When I visited my sister Anne this past spring, she brought out our mother’s look-a-like doll. Mom’s doll was made by our great-aunt, Alma Salley.

Here’s a picture of Mom with her father in the early 1930’s. Mom described him as a kind, gentle man and I love seeing photos of them together. We never knew him, as he died before his grandchildren were born.

 Anne and I remember receiving exquisite doll clothes made by Alma when we were young. We didn’t see our Salley relatives very often, as they all lived in South Carolina and we were in New England. This is an old painted photo of Alma, who was born in the 1880’s and lived through a lot of changes, well into her 90’s.

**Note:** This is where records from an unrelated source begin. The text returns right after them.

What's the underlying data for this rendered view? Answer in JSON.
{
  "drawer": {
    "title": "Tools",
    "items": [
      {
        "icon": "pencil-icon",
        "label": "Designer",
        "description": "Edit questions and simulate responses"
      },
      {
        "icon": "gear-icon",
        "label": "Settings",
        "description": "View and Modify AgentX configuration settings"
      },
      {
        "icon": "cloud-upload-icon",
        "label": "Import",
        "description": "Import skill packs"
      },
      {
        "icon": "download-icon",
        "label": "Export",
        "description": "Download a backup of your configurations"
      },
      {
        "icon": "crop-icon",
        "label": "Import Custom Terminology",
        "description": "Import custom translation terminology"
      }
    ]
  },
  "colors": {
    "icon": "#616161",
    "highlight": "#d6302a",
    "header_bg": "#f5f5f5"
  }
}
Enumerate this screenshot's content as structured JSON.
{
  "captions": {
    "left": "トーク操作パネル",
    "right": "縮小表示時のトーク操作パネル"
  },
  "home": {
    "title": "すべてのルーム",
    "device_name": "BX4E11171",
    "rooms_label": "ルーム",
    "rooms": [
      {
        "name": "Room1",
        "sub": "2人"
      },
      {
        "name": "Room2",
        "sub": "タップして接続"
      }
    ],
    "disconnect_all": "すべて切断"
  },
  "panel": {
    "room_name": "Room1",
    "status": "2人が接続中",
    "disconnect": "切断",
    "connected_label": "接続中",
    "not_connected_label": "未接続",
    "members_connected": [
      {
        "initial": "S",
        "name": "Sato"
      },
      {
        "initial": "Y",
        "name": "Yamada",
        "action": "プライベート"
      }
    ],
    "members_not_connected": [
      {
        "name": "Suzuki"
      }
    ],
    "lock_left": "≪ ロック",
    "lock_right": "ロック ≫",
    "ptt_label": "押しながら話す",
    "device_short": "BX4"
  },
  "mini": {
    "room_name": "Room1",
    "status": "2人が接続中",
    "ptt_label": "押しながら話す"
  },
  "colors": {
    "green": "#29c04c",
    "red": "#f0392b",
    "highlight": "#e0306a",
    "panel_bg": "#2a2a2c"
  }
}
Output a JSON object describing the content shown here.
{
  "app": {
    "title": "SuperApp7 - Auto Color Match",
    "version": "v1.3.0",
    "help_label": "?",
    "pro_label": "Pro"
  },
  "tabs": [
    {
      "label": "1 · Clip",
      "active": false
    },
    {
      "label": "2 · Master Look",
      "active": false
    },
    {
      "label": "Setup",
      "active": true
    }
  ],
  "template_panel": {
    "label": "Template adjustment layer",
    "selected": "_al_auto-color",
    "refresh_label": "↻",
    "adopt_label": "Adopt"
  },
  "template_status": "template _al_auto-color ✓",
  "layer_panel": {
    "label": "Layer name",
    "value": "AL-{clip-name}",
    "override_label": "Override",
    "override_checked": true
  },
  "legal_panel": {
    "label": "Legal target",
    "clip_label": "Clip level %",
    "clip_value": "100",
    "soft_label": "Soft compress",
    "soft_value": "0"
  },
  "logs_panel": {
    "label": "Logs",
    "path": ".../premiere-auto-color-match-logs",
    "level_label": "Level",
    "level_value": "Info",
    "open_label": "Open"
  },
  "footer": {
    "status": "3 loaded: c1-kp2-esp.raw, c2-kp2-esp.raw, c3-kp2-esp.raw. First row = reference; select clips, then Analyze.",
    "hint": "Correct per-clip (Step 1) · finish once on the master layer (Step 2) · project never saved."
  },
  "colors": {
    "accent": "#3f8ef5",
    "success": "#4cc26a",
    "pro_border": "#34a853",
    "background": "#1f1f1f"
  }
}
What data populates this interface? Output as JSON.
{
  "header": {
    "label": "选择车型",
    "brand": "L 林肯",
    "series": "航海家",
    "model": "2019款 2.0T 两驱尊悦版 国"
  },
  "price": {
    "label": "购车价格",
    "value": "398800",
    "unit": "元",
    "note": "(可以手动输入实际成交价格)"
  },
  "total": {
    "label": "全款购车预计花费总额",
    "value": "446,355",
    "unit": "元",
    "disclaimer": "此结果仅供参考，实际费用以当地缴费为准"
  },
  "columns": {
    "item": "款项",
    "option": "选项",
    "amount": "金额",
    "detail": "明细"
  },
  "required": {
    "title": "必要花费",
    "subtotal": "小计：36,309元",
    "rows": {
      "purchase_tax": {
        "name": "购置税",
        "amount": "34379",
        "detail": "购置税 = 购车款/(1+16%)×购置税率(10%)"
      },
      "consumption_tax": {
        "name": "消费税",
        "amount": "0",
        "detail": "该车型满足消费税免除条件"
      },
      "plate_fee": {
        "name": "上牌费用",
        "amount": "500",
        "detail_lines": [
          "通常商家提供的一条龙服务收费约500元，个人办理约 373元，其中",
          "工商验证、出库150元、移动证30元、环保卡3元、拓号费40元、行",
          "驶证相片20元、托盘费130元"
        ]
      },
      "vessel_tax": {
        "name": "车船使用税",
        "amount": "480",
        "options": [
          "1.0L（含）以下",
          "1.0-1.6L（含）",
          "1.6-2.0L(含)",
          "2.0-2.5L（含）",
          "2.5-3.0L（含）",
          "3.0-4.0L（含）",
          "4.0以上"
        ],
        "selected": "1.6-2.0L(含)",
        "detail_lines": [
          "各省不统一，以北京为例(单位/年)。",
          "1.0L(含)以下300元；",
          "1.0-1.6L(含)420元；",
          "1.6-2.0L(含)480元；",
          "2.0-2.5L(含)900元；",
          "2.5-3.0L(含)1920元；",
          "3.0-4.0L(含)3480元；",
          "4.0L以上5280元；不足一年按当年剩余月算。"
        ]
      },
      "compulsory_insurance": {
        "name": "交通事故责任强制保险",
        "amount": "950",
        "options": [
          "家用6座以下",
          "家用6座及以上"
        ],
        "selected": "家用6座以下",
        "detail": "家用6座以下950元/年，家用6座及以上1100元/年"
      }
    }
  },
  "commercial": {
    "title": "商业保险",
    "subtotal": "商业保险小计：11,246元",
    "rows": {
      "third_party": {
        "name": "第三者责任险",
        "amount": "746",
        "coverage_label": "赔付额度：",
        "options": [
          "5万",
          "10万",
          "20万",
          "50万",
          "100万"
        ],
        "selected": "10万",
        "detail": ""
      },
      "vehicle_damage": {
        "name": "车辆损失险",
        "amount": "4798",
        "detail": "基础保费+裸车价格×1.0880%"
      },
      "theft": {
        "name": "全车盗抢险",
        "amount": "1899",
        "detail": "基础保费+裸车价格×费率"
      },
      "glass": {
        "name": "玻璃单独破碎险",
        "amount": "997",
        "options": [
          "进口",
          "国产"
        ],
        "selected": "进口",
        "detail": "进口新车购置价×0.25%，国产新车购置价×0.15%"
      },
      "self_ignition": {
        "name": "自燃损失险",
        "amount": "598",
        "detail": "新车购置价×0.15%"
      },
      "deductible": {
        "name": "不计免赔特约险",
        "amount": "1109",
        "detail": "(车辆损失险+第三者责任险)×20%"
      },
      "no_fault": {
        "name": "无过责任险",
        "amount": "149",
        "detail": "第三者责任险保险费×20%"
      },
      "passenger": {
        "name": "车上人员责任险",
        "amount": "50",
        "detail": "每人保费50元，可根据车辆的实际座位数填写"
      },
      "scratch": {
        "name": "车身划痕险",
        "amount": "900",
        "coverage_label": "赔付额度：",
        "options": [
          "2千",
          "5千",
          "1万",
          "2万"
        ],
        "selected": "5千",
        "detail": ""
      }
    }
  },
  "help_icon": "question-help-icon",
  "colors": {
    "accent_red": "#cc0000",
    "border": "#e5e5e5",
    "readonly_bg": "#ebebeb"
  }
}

This photo shows my great grandparents and their five daughters. My grandmother, Louise (second from the left), was the only one who left the south. After 8 years of courting, she finally gave in and moved north to Rhode Island, to marry my grandfather. By that time, she was 35 and he was 45, old newly weds for their era, but common by today’s standards. The “Salley girls” were famous in Orangeburg, SC for their spirited independence and all five of them went on to graduate from college. Even though there weren’t any males to carry on the family surname, subsequent generations have several first named Salleys, like myself. We are descended from Henry Salley, who came to America along with a group of other French Huguenots who founded Orangeburg, South Carolina in the early 1700’s.  

Dr. Michael and Adele Salley and their daughters, circa 1900

 

Anne & Dennis wedding dolls

On my recent trip to visit my sister and her husband in Oregon, I took pictures of their wedding dolls. I made them for Anne and Dennis when they married in July, 1988.

In typical Mavor fashion, the wedding was an eclectic blend of cultures and styles. It would be out of character if any of us had a conventional wedding! Anne wore a dress from Afghanistan, with a Swedish crown of candles. (She spent a college year in Sweden.) Dennis wore a Polish outfit in a nod to his family heritage.

The dolls are about 6 inches tall and I think they were displayed on top of the wedding cake.

The candles on her head-dress are tube beads.

The hat, shoes and boots were made of real leather.

I remember enjoying adding the decorations to their clothing. It was fun to revisit the dolls after 24 years!

To keep up with new posts, please subscribe to this blog (top right column on the home page). Your contact info will not be sold or shared. If you’d like to see more frequent photos tracking the projects in my studio, please follow me on Facebook and/or Instagram